As the coronavirus spreads across the globe, election security experts in the United States are starting to warn that an outbreak could impact elections here at home.
"The Coronavirus could have the potential to alter how the 2020 election is administered," says David Levine, an elections integrity fellow at the Alliance for Securing Democracy. "You could see folks who are choosing not to come out to vote. Folks could be fearful, fearful about being able to gather in larger places."
"My concerns with that go to any sort of threat that may hamper people from actually getting to the polls on Election Day," says Thomas Hicks, a commissioner with the U.S. Election Assistance Commission. "If the coronavirus or any other outbreak is causing folks to not show up at the polls, what sort of things can we do to ensure that people still have the right to vote?"
The threat is beginning to catch the attention of chief election officials, but a number of states have yet to begin formulating emergency plans.
Newsy obtained an email from the National Association of Secretaries of State, telling members that if they haven’t made preparations, quote, “it may be helpful to tout your absentee ballot process, online voter registration and other election procedures.”
In California, where the first person in the U.S. tested positive for the virus, the spokesperson for Secretary of State Alex Padilla told Newsy, “We, of course, will monitor any public health alerts from state or federal officials that could impact election administration. Right now there are no indications of any disruptions to California’s March 3, 2020 Presidential Primary.”
In Washington state, where two people have currently died from the virus, voters cast ballots by mail for the March 10 primary. The secretary of state did not respond to a request for comment. Newsy also spoke to leaders in other states, including West Virginia Secretary of State Mac Warner.
"It's not a general concern or a major concern. It is an item of interest."
Warner says that at the moment, his staff just has too many other things to do, like training poll workers.
"If it were actually to come to West Virginia or the United States in a substantial fashion, then we'd start moving into the actual planning process.

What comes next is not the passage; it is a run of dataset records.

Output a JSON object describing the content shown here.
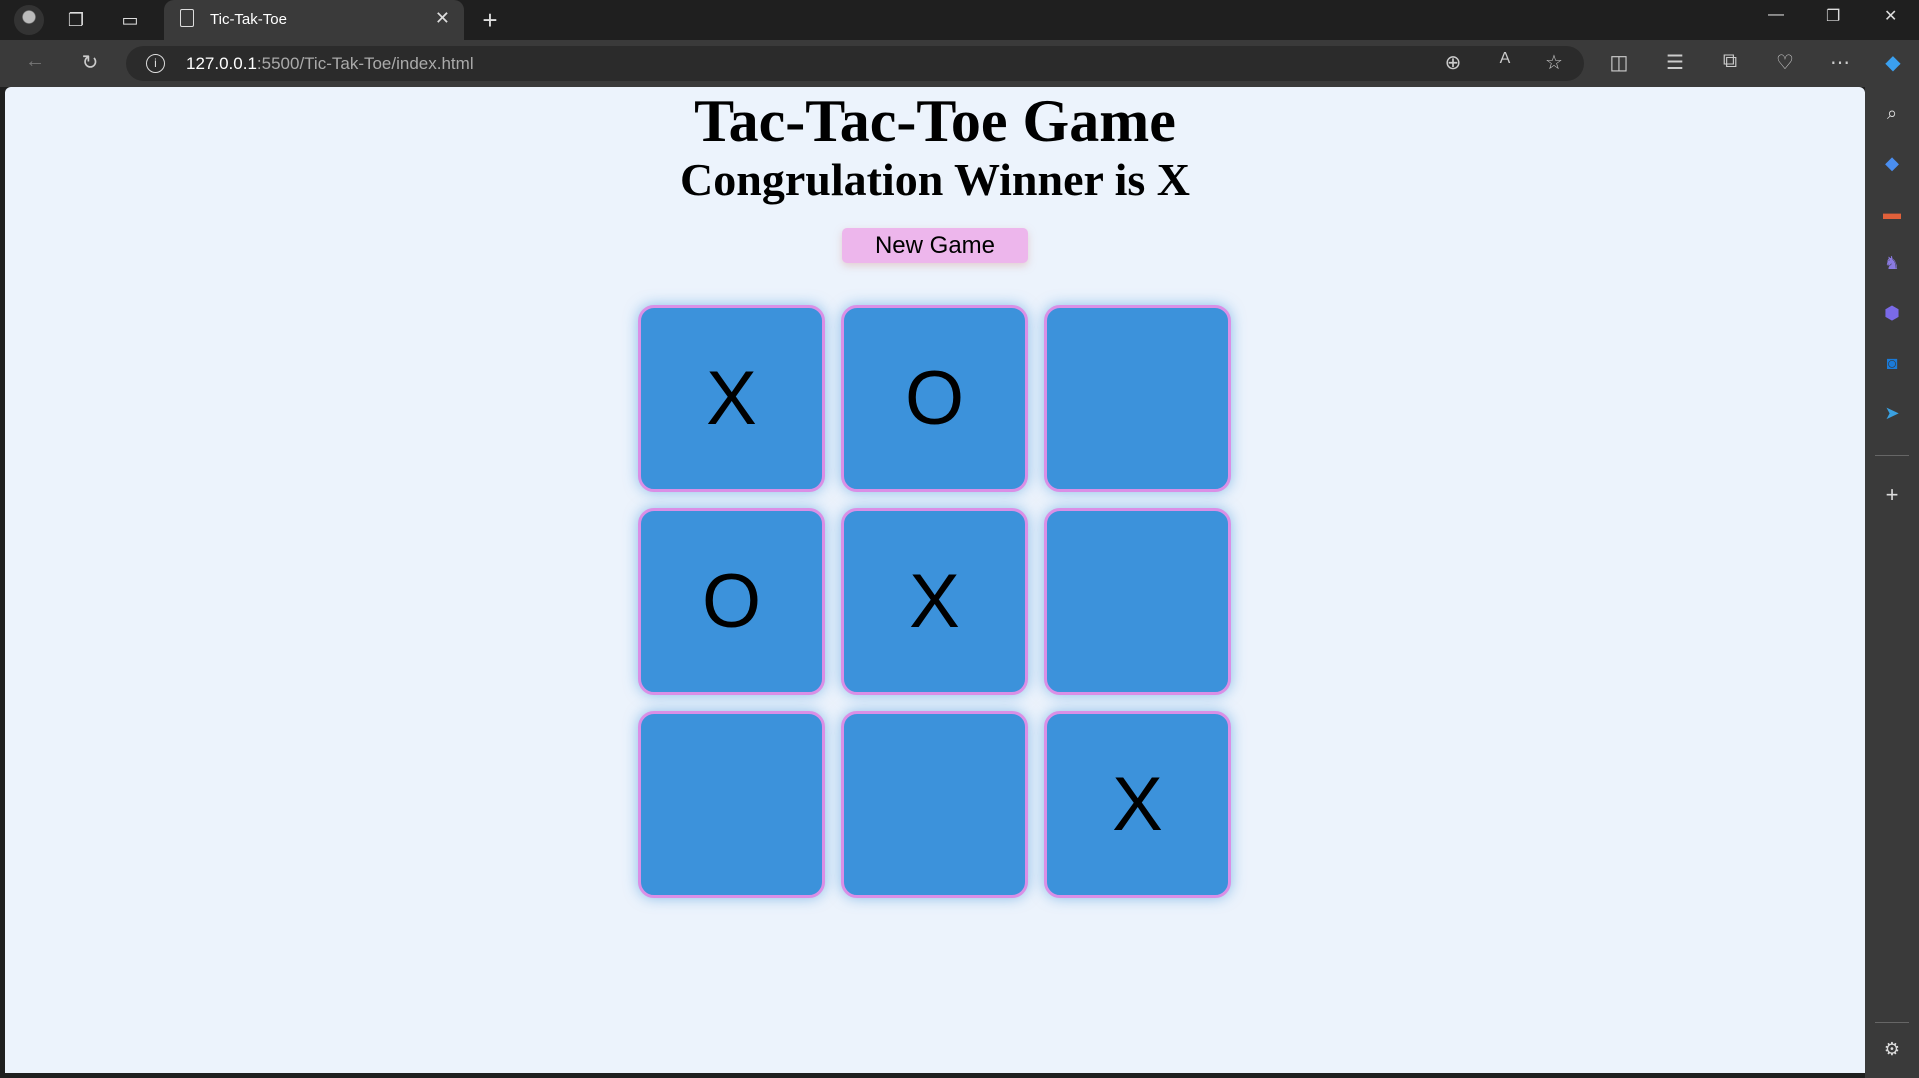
{
  "browser": {
    "tab_title": "Tic-Tak-Toe",
    "url_host": "127.0.0.1",
    "url_rest": ":5500/Tic-Tak-Toe/index.html"
  },
  "page": {
    "title": "Tac-Tac-Toe Game",
    "message": "Congrulation Winner is X",
    "new_game_label": "New Game",
    "board": [
      "X",
      "O",
      "",
      "O",
      "X",
      "",
      "",
      "",
      "X"
    ]
  },
  "colors": {
    "cell": "#3c92db",
    "cell_border": "#da8fe6",
    "button": "#edb6ec",
    "page_bg": "#ecf3fc"
  }
}
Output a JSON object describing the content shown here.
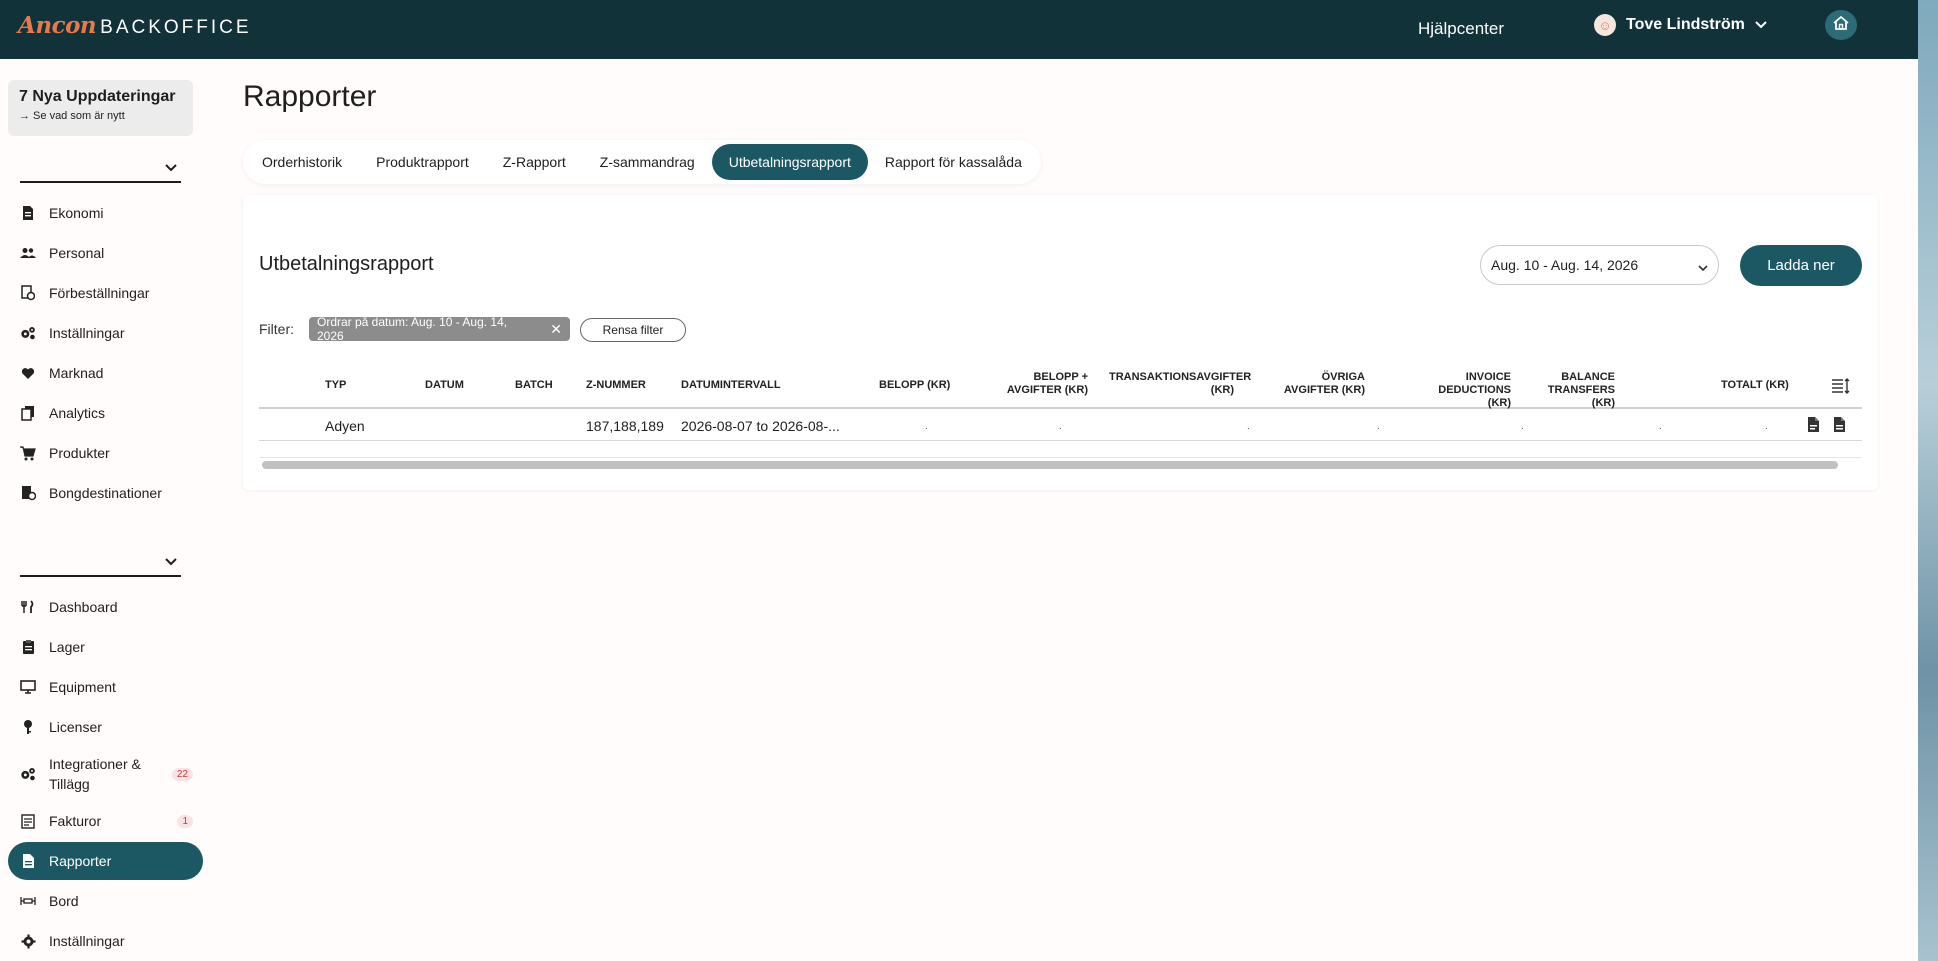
{
  "topbar": {
    "brand": "Ancon",
    "product": "BACKOFFICE",
    "help": "Hjälpcenter",
    "user_name": "Tove Lindström"
  },
  "sidebar": {
    "updates_title": "7 Nya Uppdateringar",
    "updates_sub": "→ Se vad som är nytt",
    "group1": [
      {
        "label": "Ekonomi",
        "icon": "document-icon"
      },
      {
        "label": "Personal",
        "icon": "people-icon"
      },
      {
        "label": "Förbeställningar",
        "icon": "preorder-icon"
      },
      {
        "label": "Inställningar",
        "icon": "gears-icon"
      },
      {
        "label": "Marknad",
        "icon": "heart-icon"
      },
      {
        "label": "Analytics",
        "icon": "pages-icon"
      },
      {
        "label": "Produkter",
        "icon": "cart-icon"
      },
      {
        "label": "Bongdestinationer",
        "icon": "printer-settings-icon"
      }
    ],
    "group2": [
      {
        "label": "Dashboard",
        "icon": "cutlery-icon"
      },
      {
        "label": "Lager",
        "icon": "clipboard-icon"
      },
      {
        "label": "Equipment",
        "icon": "monitor-icon"
      },
      {
        "label": "Licenser",
        "icon": "key-icon"
      },
      {
        "label": "Integrationer & Tillägg",
        "icon": "gears-icon",
        "badge": "22"
      },
      {
        "label": "Fakturor",
        "icon": "invoice-icon",
        "badge": "1"
      },
      {
        "label": "Rapporter",
        "icon": "report-icon",
        "active": true
      },
      {
        "label": "Bord",
        "icon": "table-icon"
      },
      {
        "label": "Inställningar",
        "icon": "gear-icon"
      }
    ]
  },
  "main": {
    "page_title": "Rapporter",
    "tabs": [
      "Orderhistorik",
      "Produktrapport",
      "Z-Rapport",
      "Z-sammandrag",
      "Utbetalningsrapport",
      "Rapport för kassalåda"
    ],
    "active_tab": 4,
    "card_title": "Utbetalningsrapport",
    "date_range": "Aug. 10 - Aug. 14, 2026",
    "download_label": "Ladda ner",
    "filter_label": "Filter:",
    "filter_chip": "Ordrar på datum: Aug. 10 - Aug. 14, 2026",
    "clear_filter": "Rensa filter"
  },
  "table": {
    "headers": [
      "TYP",
      "DATUM",
      "BATCH",
      "Z-NUMMER",
      "DATUMINTERVALL",
      "BELOPP (KR)",
      "BELOPP + AVGIFTER (KR)",
      "TRANSAKTIONSAVGIFTER (KR)",
      "ÖVRIGA AVGIFTER (KR)",
      "INVOICE DEDUCTIONS (KR)",
      "BALANCE TRANSFERS (KR)",
      "TOTALT (KR)"
    ],
    "rows": [
      {
        "typ": "Adyen",
        "datum": "",
        "batch": "",
        "znummer": "187,188,189",
        "intervall": "2026-08-07 to 2026-08-..."
      }
    ]
  },
  "colors": {
    "topbar": "#103238",
    "accent": "#1c5863",
    "brand": "#e8794a"
  }
}
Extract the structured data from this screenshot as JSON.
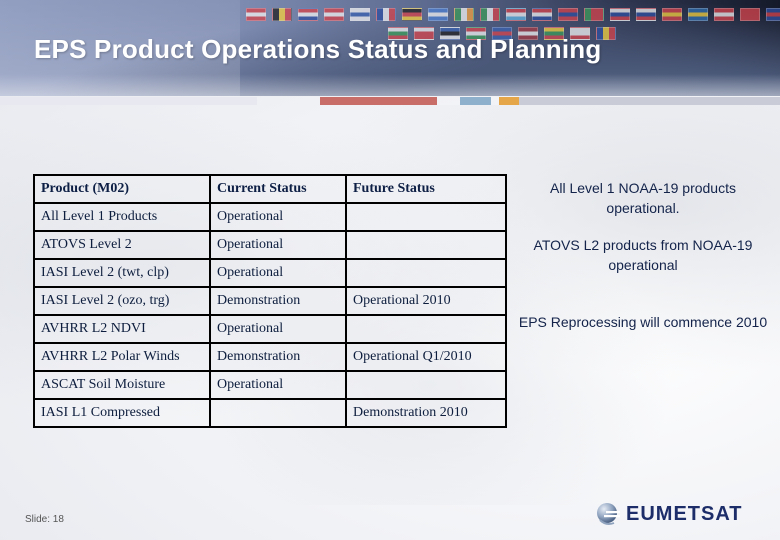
{
  "slide": {
    "title": "EPS Product Operations Status and Planning",
    "slide_number_label": "Slide: 18",
    "logo_text": "EUMETSAT"
  },
  "header": {
    "flags_row1": [
      {
        "name": "austria",
        "colors": [
          "#d6434b",
          "#f2f2f2",
          "#d6434b"
        ],
        "dir": "h"
      },
      {
        "name": "belgium",
        "colors": [
          "#222",
          "#f4d03f",
          "#d6434b"
        ],
        "dir": "v"
      },
      {
        "name": "croatia",
        "colors": [
          "#d6434b",
          "#f2f2f2",
          "#2f4fa0"
        ],
        "dir": "h"
      },
      {
        "name": "denmark",
        "colors": [
          "#d6434b",
          "#f2f2f2",
          "#d6434b"
        ],
        "dir": "h"
      },
      {
        "name": "finland",
        "colors": [
          "#f2f2f2",
          "#3a62b0",
          "#f2f2f2"
        ],
        "dir": "h"
      },
      {
        "name": "france",
        "colors": [
          "#2f4fa0",
          "#f2f2f2",
          "#d6434b"
        ],
        "dir": "v"
      },
      {
        "name": "germany",
        "colors": [
          "#222",
          "#d6434b",
          "#f4d03f"
        ],
        "dir": "h"
      },
      {
        "name": "greece",
        "colors": [
          "#4d7fd0",
          "#f2f2f2",
          "#4d7fd0"
        ],
        "dir": "h"
      },
      {
        "name": "ireland",
        "colors": [
          "#3d9b5a",
          "#f2f2f2",
          "#f0a040"
        ],
        "dir": "v"
      },
      {
        "name": "italy",
        "colors": [
          "#3d9b5a",
          "#f2f2f2",
          "#d6434b"
        ],
        "dir": "v"
      },
      {
        "name": "luxembourg",
        "colors": [
          "#d6434b",
          "#f2f2f2",
          "#5fb3e0"
        ],
        "dir": "h"
      },
      {
        "name": "netherlands",
        "colors": [
          "#d6434b",
          "#f2f2f2",
          "#2f4fa0"
        ],
        "dir": "h"
      },
      {
        "name": "norway",
        "colors": [
          "#d6434b",
          "#2f4fa0",
          "#d6434b"
        ],
        "dir": "h"
      },
      {
        "name": "portugal",
        "colors": [
          "#3d9b5a",
          "#d6434b",
          "#d6434b"
        ],
        "dir": "v"
      },
      {
        "name": "slovakia",
        "colors": [
          "#f2f2f2",
          "#2f4fa0",
          "#d6434b"
        ],
        "dir": "h"
      },
      {
        "name": "slovenia",
        "colors": [
          "#f2f2f2",
          "#2f4fa0",
          "#d6434b"
        ],
        "dir": "h"
      },
      {
        "name": "spain",
        "colors": [
          "#d6434b",
          "#f4d03f",
          "#d6434b"
        ],
        "dir": "h"
      },
      {
        "name": "sweden",
        "colors": [
          "#2f6fb0",
          "#f4d03f",
          "#2f6fb0"
        ],
        "dir": "h"
      },
      {
        "name": "switzerland",
        "colors": [
          "#d6434b",
          "#f2f2f2",
          "#d6434b"
        ],
        "dir": "h"
      },
      {
        "name": "turkey",
        "colors": [
          "#d6434b",
          "#d6434b",
          "#d6434b"
        ],
        "dir": "h"
      },
      {
        "name": "united-kingdom",
        "colors": [
          "#2f4fa0",
          "#d6434b",
          "#2f4fa0"
        ],
        "dir": "h"
      }
    ],
    "flags_row2": [
      {
        "name": "bulgaria",
        "colors": [
          "#f2f2f2",
          "#3d9b5a",
          "#d6434b"
        ],
        "dir": "h"
      },
      {
        "name": "czech-republic",
        "colors": [
          "#f2f2f2",
          "#d6434b",
          "#d6434b"
        ],
        "dir": "h"
      },
      {
        "name": "estonia",
        "colors": [
          "#3a62b0",
          "#222",
          "#f2f2f2"
        ],
        "dir": "h"
      },
      {
        "name": "hungary",
        "colors": [
          "#d6434b",
          "#f2f2f2",
          "#3d9b5a"
        ],
        "dir": "h"
      },
      {
        "name": "iceland",
        "colors": [
          "#3a62b0",
          "#d6434b",
          "#3a62b0"
        ],
        "dir": "h"
      },
      {
        "name": "latvia",
        "colors": [
          "#a33a44",
          "#f2f2f2",
          "#a33a44"
        ],
        "dir": "h"
      },
      {
        "name": "lithuania",
        "colors": [
          "#f4d03f",
          "#3d9b5a",
          "#d6434b"
        ],
        "dir": "h"
      },
      {
        "name": "poland",
        "colors": [
          "#f2f2f2",
          "#f2f2f2",
          "#d6434b"
        ],
        "dir": "h"
      },
      {
        "name": "romania",
        "colors": [
          "#2f4fa0",
          "#f4d03f",
          "#d6434b"
        ],
        "dir": "v"
      }
    ],
    "color_strip": [
      {
        "color": "#e8e9f0",
        "from": 0,
        "to": 0.33
      },
      {
        "color": "#c96d68",
        "from": 0.41,
        "to": 0.56
      },
      {
        "color": "#8fb0cc",
        "from": 0.59,
        "to": 0.63
      },
      {
        "color": "#e5a64a",
        "from": 0.64,
        "to": 0.665
      },
      {
        "color": "#c9cbd6",
        "from": 0.665,
        "to": 1
      }
    ]
  },
  "table": {
    "headers": [
      "Product (M02)",
      "Current Status",
      "Future Status"
    ],
    "rows": [
      [
        "All Level 1 Products",
        "Operational",
        ""
      ],
      [
        "ATOVS Level 2",
        "Operational",
        ""
      ],
      [
        "IASI Level 2 (twt, clp)",
        "Operational",
        ""
      ],
      [
        "IASI Level 2 (ozo, trg)",
        "Demonstration",
        "Operational  2010"
      ],
      [
        "AVHRR L2 NDVI",
        "Operational",
        ""
      ],
      [
        "AVHRR L2 Polar Winds",
        "Demonstration",
        "Operational  Q1/2010"
      ],
      [
        "ASCAT Soil Moisture",
        "Operational",
        ""
      ],
      [
        "IASI L1 Compressed",
        "",
        "Demonstration 2010"
      ]
    ]
  },
  "notes": [
    "All Level 1 NOAA-19 products operational.",
    "ATOVS L2 products from NOAA-19 operational",
    "EPS Reprocessing will commence 2010"
  ],
  "colors": {
    "table_text": "#0d1d3d",
    "logo_text": "#1c2d6a"
  }
}
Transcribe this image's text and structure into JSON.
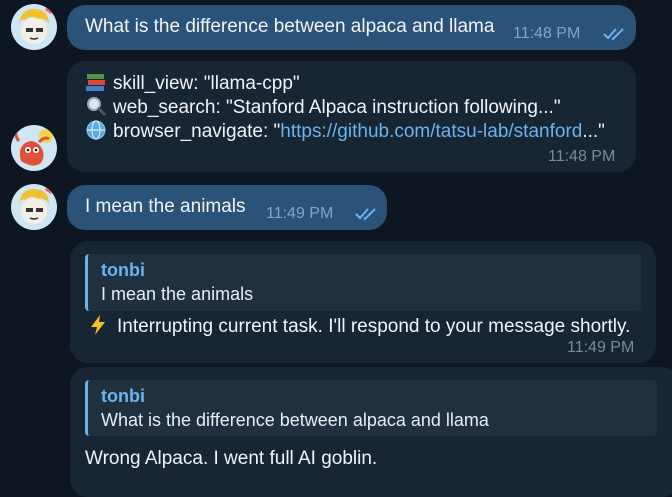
{
  "messages": [
    {
      "id": "user-1",
      "sender": "user",
      "text": "What is the difference between alpaca and llama",
      "time": "11:48 PM"
    },
    {
      "id": "bot-tools",
      "sender": "bot",
      "tools": [
        {
          "icon": "books-icon",
          "prefix": "skill_view: \"llama-cpp\"",
          "link": "",
          "suffix": ""
        },
        {
          "icon": "magnifier-icon",
          "prefix": "web_search: \"Stanford Alpaca instruction following...\"",
          "link": "",
          "suffix": ""
        },
        {
          "icon": "globe-icon",
          "prefix": "browser_navigate: \"",
          "link": "https://github.com/tatsu-lab/stanford",
          "suffix": "...\""
        }
      ],
      "time": "11:48 PM"
    },
    {
      "id": "user-2",
      "sender": "user",
      "text": "I mean the animals",
      "time": "11:49 PM"
    },
    {
      "id": "bot-reply-1",
      "sender": "bot",
      "reply_to": {
        "author": "tonbi",
        "text": "I mean the animals"
      },
      "icon": "lightning-icon",
      "text": "Interrupting current task. I'll respond to your message shortly.",
      "time": "11:49 PM"
    },
    {
      "id": "bot-reply-2",
      "sender": "bot",
      "reply_to": {
        "author": "tonbi",
        "text": "What is the difference between alpaca and llama"
      },
      "text": "Wrong Alpaca. I went full AI goblin."
    }
  ],
  "colors": {
    "background": "#0e1621",
    "outgoing_bubble": "#2b5278",
    "incoming_bubble": "#182533",
    "link": "#6ab3f3",
    "quote_bar": "#6ab3f3"
  }
}
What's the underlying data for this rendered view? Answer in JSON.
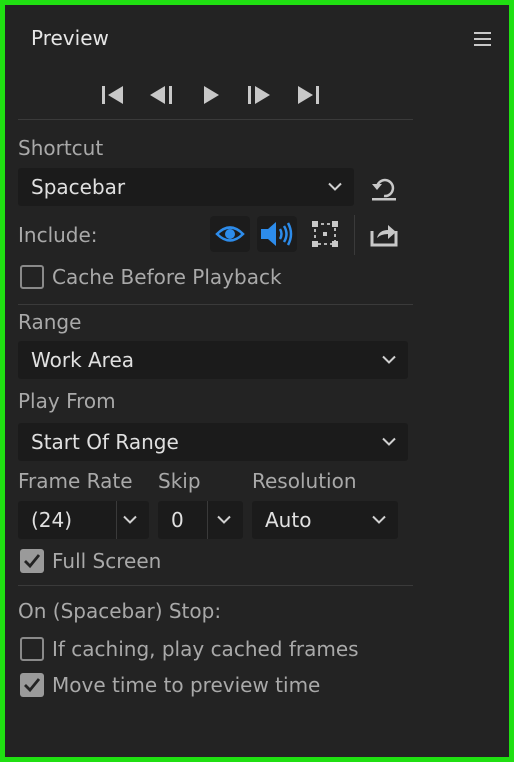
{
  "panel": {
    "title": "Preview",
    "menu_icon": "hamburger-menu-icon"
  },
  "transport": [
    {
      "name": "go-to-first-frame",
      "icon": "first-frame-icon"
    },
    {
      "name": "previous-frame",
      "icon": "previous-frame-icon"
    },
    {
      "name": "play",
      "icon": "play-icon"
    },
    {
      "name": "next-frame",
      "icon": "next-frame-icon"
    },
    {
      "name": "go-to-last-frame",
      "icon": "last-frame-icon"
    }
  ],
  "shortcut": {
    "label": "Shortcut",
    "value": "Spacebar",
    "reset_icon": "reset-icon"
  },
  "include": {
    "label": "Include:",
    "video_icon": "eye-icon",
    "audio_icon": "speaker-icon",
    "overlays_icon": "overlays-icon",
    "export_icon": "export-icon",
    "active_color": "#2d8ceb"
  },
  "cache_before_playback": {
    "label": "Cache Before Playback",
    "checked": false
  },
  "range": {
    "label": "Range",
    "value": "Work Area"
  },
  "play_from": {
    "label": "Play From",
    "value": "Start Of Range"
  },
  "frame_rate": {
    "label": "Frame Rate",
    "value": "(24)"
  },
  "skip": {
    "label": "Skip",
    "value": "0"
  },
  "resolution": {
    "label": "Resolution",
    "value": "Auto"
  },
  "full_screen": {
    "label": "Full Screen",
    "checked": true
  },
  "stop": {
    "label": "On (Spacebar) Stop:",
    "if_caching": {
      "label": "If caching, play cached frames",
      "checked": false
    },
    "move_time": {
      "label": "Move time to preview time",
      "checked": true
    }
  }
}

But it doesn't make sense right now to plan for something that is a remote possibility," Warner says.
If a particular area was affected, Warner says a precinct location could change, and the governor would declare an emergency in the event of a larger outbreak -- jumpstarting new rules.
He also spoke about Russian disinformation targeting the coronavirus.
"They're saying that the U.S. started it as an economic battle against China and so forth, part of the trade war," says Warner. "Russia is doing this to cause dissension or to cause distrust of the Americans and officials of our government and of our election. I'm sure they will twist it in that regard."
That could also influence voter turnout, so authorities are urging voters to get their information from trusted sources. Hicks tells voters:
"To not have fear, to go out to exercise your rights. And if possible, if you are concerned, request an absentee ballot or try to vote early."